This is the beginning of my third year in Seminary, of starting a new position immersed in ministry, of saying goodbye to everything that my heart is used to and stepping out on faith into the unknown. Internship looms in the grayness of a rainy afternoon, not because it is full of fear and interpretation but because of the promise of baptism which will flow into my very being over and again each day .

This is the beginning of my husband’s journey into academica once more, free to pursue his dreams after being firmly planted in the trenches, working with those who have no voice and guiding those whose voices have yet to be cultivated.

This is the beginning of thinking about opening our hearts and home one day to a child whom although does not come from within, does come from above.

This is the end of what I am familiar and what I have known. This is the beginning of stepping out of my comfort zone, kicking open the doors of the church and being involved in ministry as the Creator has always wished me to be.

Being Flexible in the Holy Spirit

Writing has been a way of expressing my Gypsy spirit….

Words have always been a vehicle for those who feel that their voice only explodes in daffodil petals in the wee hours of a beginning dawn; that the wind carries one’s passions away from those that it could impact. There have been times that I have felt I had no purpose or meaning; that I was just another strange child mixed up in the cosmos.

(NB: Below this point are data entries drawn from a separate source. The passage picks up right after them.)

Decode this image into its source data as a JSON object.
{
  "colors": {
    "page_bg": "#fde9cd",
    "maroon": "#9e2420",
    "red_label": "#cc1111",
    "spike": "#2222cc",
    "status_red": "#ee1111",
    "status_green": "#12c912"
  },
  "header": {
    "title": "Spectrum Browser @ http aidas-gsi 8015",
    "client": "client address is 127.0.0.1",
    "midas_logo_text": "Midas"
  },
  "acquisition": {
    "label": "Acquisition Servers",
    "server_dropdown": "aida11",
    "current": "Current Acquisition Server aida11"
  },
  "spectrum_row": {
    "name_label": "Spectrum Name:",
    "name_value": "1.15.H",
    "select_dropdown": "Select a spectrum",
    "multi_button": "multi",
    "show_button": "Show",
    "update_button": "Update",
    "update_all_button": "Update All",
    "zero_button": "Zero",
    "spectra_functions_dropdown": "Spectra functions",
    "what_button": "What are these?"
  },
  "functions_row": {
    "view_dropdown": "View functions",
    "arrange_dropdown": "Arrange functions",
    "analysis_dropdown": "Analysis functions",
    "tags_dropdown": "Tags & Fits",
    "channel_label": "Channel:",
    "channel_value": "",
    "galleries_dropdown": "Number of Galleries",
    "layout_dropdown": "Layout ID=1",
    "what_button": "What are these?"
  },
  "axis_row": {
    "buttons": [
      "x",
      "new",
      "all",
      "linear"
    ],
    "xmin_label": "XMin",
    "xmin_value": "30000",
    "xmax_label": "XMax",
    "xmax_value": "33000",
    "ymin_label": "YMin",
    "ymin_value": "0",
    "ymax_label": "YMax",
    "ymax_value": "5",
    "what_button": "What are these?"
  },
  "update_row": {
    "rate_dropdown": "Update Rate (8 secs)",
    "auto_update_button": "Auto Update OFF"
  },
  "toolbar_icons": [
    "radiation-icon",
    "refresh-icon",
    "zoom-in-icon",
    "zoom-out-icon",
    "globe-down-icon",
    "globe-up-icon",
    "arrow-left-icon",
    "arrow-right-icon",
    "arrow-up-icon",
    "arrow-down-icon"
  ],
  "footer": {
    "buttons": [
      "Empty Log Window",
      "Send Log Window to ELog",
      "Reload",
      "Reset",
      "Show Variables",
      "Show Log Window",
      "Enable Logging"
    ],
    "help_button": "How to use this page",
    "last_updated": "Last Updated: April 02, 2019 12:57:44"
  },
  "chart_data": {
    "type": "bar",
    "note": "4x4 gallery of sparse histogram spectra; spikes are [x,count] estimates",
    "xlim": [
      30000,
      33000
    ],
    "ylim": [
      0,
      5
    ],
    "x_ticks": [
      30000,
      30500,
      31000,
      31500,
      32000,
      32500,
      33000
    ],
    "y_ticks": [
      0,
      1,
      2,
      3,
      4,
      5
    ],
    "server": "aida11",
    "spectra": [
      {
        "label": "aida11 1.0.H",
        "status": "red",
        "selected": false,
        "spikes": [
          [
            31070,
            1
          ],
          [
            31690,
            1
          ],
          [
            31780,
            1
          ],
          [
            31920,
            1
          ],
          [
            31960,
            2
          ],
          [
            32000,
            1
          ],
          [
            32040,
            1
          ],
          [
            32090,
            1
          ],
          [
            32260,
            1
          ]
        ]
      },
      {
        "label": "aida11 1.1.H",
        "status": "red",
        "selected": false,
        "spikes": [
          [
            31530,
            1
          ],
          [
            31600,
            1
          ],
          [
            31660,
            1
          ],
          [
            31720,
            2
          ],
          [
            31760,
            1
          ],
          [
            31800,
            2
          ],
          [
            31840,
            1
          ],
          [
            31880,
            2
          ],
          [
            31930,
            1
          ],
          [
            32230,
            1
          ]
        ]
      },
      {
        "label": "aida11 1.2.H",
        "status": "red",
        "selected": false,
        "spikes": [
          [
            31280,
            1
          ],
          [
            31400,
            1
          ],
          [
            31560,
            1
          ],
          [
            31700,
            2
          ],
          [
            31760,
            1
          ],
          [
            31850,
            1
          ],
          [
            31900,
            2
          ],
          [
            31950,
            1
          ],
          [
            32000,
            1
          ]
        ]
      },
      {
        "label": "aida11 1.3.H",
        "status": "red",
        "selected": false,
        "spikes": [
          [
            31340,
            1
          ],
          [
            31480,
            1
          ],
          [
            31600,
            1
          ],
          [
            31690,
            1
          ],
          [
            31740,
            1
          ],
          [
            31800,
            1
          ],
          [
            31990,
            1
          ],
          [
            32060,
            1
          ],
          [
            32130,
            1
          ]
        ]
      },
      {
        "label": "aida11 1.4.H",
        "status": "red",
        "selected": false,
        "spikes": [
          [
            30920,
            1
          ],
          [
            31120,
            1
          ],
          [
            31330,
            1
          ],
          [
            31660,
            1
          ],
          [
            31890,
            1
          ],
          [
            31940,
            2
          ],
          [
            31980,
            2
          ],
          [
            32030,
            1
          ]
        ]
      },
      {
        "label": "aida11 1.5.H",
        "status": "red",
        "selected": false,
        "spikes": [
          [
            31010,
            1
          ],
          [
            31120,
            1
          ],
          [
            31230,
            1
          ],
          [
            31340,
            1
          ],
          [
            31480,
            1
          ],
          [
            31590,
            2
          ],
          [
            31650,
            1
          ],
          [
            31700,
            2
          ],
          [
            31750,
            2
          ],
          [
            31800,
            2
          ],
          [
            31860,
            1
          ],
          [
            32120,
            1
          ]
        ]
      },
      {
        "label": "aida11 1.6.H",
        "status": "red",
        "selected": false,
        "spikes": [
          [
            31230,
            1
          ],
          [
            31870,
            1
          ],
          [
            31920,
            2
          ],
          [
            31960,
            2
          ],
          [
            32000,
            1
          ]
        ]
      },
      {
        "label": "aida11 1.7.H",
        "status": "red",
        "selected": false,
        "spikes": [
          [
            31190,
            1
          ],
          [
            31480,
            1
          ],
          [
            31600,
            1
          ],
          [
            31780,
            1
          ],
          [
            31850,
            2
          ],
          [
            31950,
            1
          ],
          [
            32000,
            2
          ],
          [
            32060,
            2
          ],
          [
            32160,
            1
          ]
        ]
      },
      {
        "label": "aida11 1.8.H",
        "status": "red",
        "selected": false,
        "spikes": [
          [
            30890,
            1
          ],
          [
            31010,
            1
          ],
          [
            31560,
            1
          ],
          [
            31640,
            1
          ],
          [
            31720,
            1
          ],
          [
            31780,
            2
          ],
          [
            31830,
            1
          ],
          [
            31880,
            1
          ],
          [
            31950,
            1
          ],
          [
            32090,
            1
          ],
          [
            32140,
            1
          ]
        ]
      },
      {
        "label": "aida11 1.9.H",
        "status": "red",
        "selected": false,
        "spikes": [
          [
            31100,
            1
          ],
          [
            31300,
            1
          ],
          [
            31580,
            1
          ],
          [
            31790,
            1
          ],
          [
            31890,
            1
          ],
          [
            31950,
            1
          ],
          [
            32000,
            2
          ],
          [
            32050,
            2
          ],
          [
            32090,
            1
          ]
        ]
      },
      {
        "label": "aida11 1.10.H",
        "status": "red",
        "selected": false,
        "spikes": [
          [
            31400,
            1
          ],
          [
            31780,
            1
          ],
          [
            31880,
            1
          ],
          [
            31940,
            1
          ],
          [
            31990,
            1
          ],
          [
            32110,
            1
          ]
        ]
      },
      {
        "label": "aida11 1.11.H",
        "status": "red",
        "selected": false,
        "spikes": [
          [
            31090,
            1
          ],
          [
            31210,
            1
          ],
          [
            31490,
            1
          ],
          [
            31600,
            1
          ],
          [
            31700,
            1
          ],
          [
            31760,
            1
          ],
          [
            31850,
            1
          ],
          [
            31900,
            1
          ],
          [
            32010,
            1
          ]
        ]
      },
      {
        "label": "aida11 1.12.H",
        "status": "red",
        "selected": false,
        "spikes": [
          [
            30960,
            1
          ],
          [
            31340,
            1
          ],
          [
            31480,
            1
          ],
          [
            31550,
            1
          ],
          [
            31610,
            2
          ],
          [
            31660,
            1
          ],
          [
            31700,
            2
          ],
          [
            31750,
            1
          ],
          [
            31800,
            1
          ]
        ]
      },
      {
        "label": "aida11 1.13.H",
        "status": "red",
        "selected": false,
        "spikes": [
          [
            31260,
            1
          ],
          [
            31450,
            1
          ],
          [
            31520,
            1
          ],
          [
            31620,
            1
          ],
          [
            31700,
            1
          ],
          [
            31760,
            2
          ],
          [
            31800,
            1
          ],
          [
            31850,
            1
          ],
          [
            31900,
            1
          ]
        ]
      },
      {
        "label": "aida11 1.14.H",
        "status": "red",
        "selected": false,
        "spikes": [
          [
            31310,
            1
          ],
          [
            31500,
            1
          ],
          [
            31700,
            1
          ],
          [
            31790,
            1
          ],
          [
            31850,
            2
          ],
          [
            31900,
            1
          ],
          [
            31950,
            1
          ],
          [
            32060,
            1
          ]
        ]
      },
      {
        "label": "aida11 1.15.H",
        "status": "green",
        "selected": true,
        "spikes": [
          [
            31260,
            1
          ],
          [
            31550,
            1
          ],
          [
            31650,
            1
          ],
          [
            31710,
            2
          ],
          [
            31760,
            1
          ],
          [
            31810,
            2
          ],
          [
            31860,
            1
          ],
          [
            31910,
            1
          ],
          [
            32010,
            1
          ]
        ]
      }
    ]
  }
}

I have found that through my words, my dreams and aspirations; my anger and frustration; my love and my heart firmly are rooted along with the green goddesses which sprout outside my window. Pouring my weaknesses into fragile paper and pen allows me to focus what my soul is needing to the core, and allows me to each rising beautiful moon to grow stronger, as the Mother of Us all continues to cradle us in Her arms. I have found that I celebrate my ancestry and those who await me in the Valley, cheering me on with eternal drums, as I stand as a testament of how proud and regal our people can be.

Writing is an essential part of who I am and who God, my Creator, my Father and my everything has called His Gypsy child to be.